Empathy is making us miserable
The benefits of working for a hardass
Like a once great fashion label now stocking the shelves of TJ Maxx, empathy has been watered down from a powerful personal kindness to a widespread performative act which does more harm than good.
Empathy, as we were taught in grade school, is the ability to imagine yourself walking in another person’s shoes. An act of empathy is a mood lifter. Like someone chasing after you to return the jacket you forgot back at the restaurant. Doesn’t that hand-off feel great?
Unfortunately for us all, empathy has been distorted from a personal act into an amorphous machine that’s taking over Corporate America. Behold, Capital-E Empathy: a strategy wielded by management in an effort to drive business outcomes while making sure you feel good in the process.

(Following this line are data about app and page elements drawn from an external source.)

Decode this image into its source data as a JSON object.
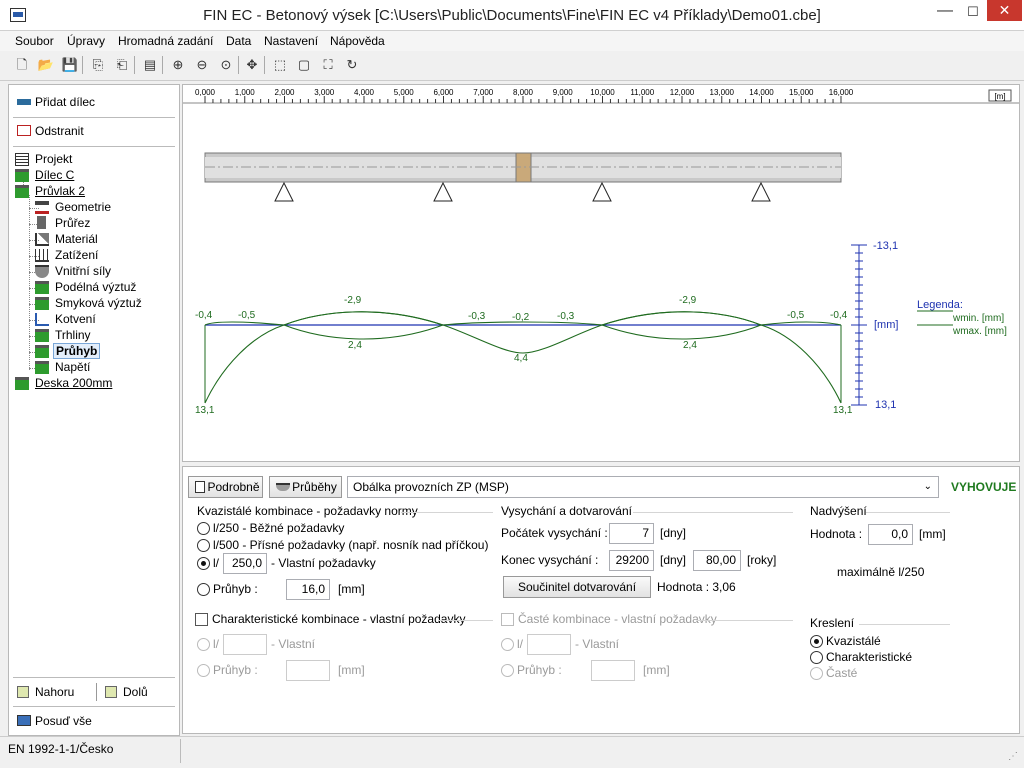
{
  "window": {
    "title": "FIN EC - Betonový výsek [C:\\Users\\Public\\Documents\\Fine\\FIN EC v4 Příklady\\Demo01.cbe]",
    "min": "—",
    "max": "☐",
    "close": "✕"
  },
  "menu": [
    "Soubor",
    "Úpravy",
    "Hromadná zadání",
    "Data",
    "Nastavení",
    "Nápověda"
  ],
  "left": {
    "add": "Přidat dílec",
    "remove": "Odstranit",
    "tree": [
      {
        "label": "Projekt",
        "level": 0
      },
      {
        "label": "Dílec C",
        "level": 0
      },
      {
        "label": "Průvlak 2",
        "level": 0
      },
      {
        "label": "Geometrie",
        "level": 1
      },
      {
        "label": "Průřez",
        "level": 1
      },
      {
        "label": "Materiál",
        "level": 1
      },
      {
        "label": "Zatížení",
        "level": 1
      },
      {
        "label": "Vnitřní síly",
        "level": 1
      },
      {
        "label": "Podélná výztuž",
        "level": 1
      },
      {
        "label": "Smyková výztuž",
        "level": 1
      },
      {
        "label": "Kotvení",
        "level": 1
      },
      {
        "label": "Trhliny",
        "level": 1
      },
      {
        "label": "Průhyb",
        "level": 1
      },
      {
        "label": "Napětí",
        "level": 1
      },
      {
        "label": "Deska 200mm",
        "level": 0
      }
    ],
    "up": "Nahoru",
    "down": "Dolů",
    "assess": "Posuď vše"
  },
  "graph": {
    "ruler": [
      "0,000",
      "1,000",
      "2,000",
      "3,000",
      "4,000",
      "5,000",
      "6,000",
      "7,000",
      "8,000",
      "9,000",
      "10,000",
      "11,000",
      "12,000",
      "13,000",
      "14,000",
      "15,000",
      "16,000"
    ],
    "ruler_unit": "[m]",
    "scale_top": "-13,1",
    "scale_bottom": "13,1",
    "scale_unit": "[mm]",
    "legend_title": "Legenda:",
    "legend_min": "wmin. [mm]",
    "legend_max": "wmax. [mm]",
    "labels_top": [
      "-0,4",
      "-0,5",
      "-2,9",
      "-0,3",
      "-0,2",
      "-0,3",
      "-2,9",
      "-0,5",
      "-0,4"
    ],
    "labels_bottom": [
      "2,4",
      "4,4",
      "2,4"
    ],
    "label_left_end": "13,1",
    "label_right_end": "13,1"
  },
  "panel": {
    "detail_btn": "Podrobně",
    "graphs_btn": "Průběhy",
    "combo": "Obálka provozních ZP (MSP)",
    "status": "VYHOVUJE",
    "quasi_title": "Kvazistálé kombinace - požadavky normy",
    "opt1": "l/250 - Běžné požadavky",
    "opt2": "l/500 - Přísné požadavky (např. nosník nad příčkou)",
    "opt3_prefix": "l/",
    "opt3_value": "250,0",
    "opt3_suffix": "- Vlastní požadavky",
    "defl_label": "Průhyb :",
    "defl_value": "16,0",
    "defl_unit": "[mm]",
    "char_title": "Charakteristické kombinace - vlastní požadavky",
    "char_l": "l/",
    "char_own": "- Vlastní",
    "char_defl": "Průhyb :",
    "char_unit": "[mm]",
    "dry_title": "Vysychání a dotvarování",
    "dry_start_label": "Počátek vysychání :",
    "dry_start_value": "7",
    "dry_start_unit": "[dny]",
    "dry_end_label": "Konec vysychání :",
    "dry_end_value": "29200",
    "dry_end_unit": "[dny]",
    "dry_years_value": "80,00",
    "dry_years_unit": "[roky]",
    "creep_btn": "Součinitel dotvarování",
    "creep_value": "Hodnota : 3,06",
    "freq_title": "Časté kombinace - vlastní požadavky",
    "freq_l": "l/",
    "freq_own": "- Vlastní",
    "freq_defl": "Průhyb :",
    "freq_unit": "[mm]",
    "camber_title": "Nadvýšení",
    "camber_label": "Hodnota :",
    "camber_value": "0,0",
    "camber_unit": "[mm]",
    "max_text": "maximálně l/250",
    "draw_title": "Kreslení",
    "draw1": "Kvazistálé",
    "draw2": "Charakteristické",
    "draw3": "Časté"
  },
  "statusbar": {
    "norm": "EN 1992-1-1/Česko"
  },
  "colors": {
    "accent": "#1f6b1f",
    "scale": "#1f33b0",
    "ok": "#1f7a1f"
  }
}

CEOs of Fortune 500 companies insist that empathy is at the core of what they do. I only need to spend a minute scrolling my LinkedIn feed to see this. These Captains of Industry want you to know how much their publicly-traded enterprises care.
Companies increasingly track employee satisfaction as a metric. Both to score higher in the ‘Social’ category of ESG ratings and because there is evidence that a happier workforce is a more productive one.
In an effort to boost satisfaction and reduce attrition, the Empathy machine tries to turn a genuine personal act into a commodity. But it’s not working. People are unhappier than ever in their jobs.
Half-assing it has become so commonplace that it’s been given a formal title: “Quiet Quitting.”
Managers across organizations are being trained to “lead with empathy.” It feels like bullshit because it is – and if you speak with people in private, they readily admit as much. You simply cannot commodify the personal or the profound. Nor can you feasibly empathize at scale.
Putting yourself in the shoes of each and every person you deal with at work would be a full-time job in-and-of itself. In fact, it is. It’s called being a therapist.
The boss-as-friend who wants to know “how you’re doing” works until it doesn’t. It becomes harder to address any real issues that arise until they grow so large that they can’t be ignored. In this environment any sort of criticism, no matter how small, feels like a personal attack.
Like opening a new Blockbuster Video in the 2010s, companies are going all-in on Empathy in the face of growing dissatisfaction. If there is to be any reversal to the trend of “Quiet Quitting,” it can only come through instilling a sense of discipline and maintaining an environment of high standards. You could even call it “leading with work.”
True satisfaction at the office is an outcome of being productive. It is through being challenged that we do our best work and grow as professionals.
I know this in part because one of the best bosses I’ve ever worked for was a complete hardass.
I was in my first job out of college at an investment bank focused on the defense industry. The woman that ran the group had serious power. She spent her days advising CEOs on how to deploy capital and build their companies.
She didn’t get into that seat by being nice, but through sweat equity and delivering serious results throughout her career. You’d consider yourself lucky to get a nod if you passed her in the hallway. And it was great.
There were no false pretenses. She simply cared that the work I produced met her exceedingly high standards. As someone new to the working world, this was edifying. It kept me on my toes and forced me to perform at a level I didn’t know I was capable of.
To this day I remember the first time she complimented my work, and it was hardly more than a brusque “good job” on her way out of a conference room. I also remember her kindness when my grandfather died.
Being demanding and being decent are not mutually exclusive. In fact, you become more genuine because moments of empathy aren’t part of a management scheme. There is a reason that a Patek Philippe is more valuable than a Timex.
Had she instead “led with empathy,” it would have been strange. And there is no way I would have worked as hard. It’s human nature. When your manager asks you to do the dishes “whenever you have a moment,” you take your time and miss a few stains. When the guy who signs your paycheck grunts at you to “wash ‘em,” you turn into Mr. Clean.
You may not want to get dinner with a hardass boss. At least not at first. But you’ll know what they expect and you’ll grow to respect them for it. As you prove yourself, you may even grow to like them.
And when the day comes that you’re dealing with something truly difficult, the empathy they show you will be all the more powerful.